→ **YOUR TASK**
Your answer is a copy of every line in the records where "JSON" appears.

Recorded data
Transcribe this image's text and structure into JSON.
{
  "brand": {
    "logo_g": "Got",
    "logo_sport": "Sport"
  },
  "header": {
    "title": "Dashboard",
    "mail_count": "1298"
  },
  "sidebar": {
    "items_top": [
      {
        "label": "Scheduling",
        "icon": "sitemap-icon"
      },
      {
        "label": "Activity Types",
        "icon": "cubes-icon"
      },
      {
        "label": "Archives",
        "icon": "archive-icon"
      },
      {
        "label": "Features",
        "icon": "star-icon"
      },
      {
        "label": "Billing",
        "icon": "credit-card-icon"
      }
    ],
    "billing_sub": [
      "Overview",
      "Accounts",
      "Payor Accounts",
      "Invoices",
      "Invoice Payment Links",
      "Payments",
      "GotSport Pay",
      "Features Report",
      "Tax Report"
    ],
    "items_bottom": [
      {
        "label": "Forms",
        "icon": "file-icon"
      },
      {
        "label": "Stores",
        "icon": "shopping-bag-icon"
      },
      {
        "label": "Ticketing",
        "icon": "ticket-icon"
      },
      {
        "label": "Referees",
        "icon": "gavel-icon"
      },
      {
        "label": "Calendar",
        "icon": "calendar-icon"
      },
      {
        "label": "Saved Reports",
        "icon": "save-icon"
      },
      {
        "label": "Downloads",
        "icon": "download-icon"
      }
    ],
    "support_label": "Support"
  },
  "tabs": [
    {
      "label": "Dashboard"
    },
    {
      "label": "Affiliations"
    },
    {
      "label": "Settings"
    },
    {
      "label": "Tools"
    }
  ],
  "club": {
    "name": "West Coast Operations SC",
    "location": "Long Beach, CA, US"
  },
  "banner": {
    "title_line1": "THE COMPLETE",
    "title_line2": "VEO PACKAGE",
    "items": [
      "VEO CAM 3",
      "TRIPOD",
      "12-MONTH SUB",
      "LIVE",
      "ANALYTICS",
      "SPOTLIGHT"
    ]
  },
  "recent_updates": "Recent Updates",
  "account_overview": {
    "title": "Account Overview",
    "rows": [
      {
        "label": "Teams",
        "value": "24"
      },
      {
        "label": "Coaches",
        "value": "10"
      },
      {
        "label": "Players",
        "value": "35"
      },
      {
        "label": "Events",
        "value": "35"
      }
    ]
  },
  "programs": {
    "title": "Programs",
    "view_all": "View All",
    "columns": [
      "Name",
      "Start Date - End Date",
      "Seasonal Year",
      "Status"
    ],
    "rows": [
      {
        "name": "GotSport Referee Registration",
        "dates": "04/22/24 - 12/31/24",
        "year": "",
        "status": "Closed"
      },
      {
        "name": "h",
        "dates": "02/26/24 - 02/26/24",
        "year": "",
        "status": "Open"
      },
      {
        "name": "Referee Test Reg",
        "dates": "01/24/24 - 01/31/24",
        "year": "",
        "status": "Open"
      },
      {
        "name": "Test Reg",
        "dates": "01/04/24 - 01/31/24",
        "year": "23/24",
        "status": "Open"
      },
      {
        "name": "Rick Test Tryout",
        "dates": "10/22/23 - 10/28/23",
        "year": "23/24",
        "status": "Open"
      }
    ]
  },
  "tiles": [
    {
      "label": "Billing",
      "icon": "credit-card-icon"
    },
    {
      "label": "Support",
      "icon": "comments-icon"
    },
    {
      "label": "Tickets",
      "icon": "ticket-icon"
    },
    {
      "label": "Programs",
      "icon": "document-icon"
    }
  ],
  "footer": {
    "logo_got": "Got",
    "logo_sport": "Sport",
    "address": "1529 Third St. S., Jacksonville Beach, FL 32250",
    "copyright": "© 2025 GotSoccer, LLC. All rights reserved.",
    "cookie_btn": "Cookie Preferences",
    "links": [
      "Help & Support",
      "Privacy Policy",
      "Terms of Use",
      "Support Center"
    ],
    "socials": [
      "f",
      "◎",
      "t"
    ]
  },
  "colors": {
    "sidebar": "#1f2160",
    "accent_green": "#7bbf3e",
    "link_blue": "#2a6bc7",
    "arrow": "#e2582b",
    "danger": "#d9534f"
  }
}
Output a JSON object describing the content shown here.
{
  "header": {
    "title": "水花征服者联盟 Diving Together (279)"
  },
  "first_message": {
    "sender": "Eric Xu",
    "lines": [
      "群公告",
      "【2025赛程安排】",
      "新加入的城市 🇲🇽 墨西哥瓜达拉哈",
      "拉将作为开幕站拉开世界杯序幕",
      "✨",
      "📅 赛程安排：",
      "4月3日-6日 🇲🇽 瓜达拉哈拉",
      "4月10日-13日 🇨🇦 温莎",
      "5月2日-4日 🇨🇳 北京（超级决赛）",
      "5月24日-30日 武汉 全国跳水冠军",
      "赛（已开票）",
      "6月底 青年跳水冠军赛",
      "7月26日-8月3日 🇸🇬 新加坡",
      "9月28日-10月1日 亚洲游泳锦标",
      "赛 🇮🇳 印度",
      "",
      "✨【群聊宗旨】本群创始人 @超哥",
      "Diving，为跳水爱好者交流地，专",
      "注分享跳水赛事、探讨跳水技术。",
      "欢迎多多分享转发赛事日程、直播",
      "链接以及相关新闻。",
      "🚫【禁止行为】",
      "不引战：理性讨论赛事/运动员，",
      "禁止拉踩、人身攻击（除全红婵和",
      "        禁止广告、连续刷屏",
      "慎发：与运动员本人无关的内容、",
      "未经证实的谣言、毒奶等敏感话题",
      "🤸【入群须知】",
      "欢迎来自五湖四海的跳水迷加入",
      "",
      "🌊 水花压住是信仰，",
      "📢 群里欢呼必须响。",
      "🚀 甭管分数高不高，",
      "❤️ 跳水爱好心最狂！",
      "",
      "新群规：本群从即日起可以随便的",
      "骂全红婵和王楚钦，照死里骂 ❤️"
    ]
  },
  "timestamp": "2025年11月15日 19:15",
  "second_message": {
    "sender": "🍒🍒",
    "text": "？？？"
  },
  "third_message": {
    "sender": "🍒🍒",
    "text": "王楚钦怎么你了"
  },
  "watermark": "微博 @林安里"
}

→ **SOLVED EXERCISE**
Transcribe this image's text and structure into JSON.
Output a JSON object describing the content shown here.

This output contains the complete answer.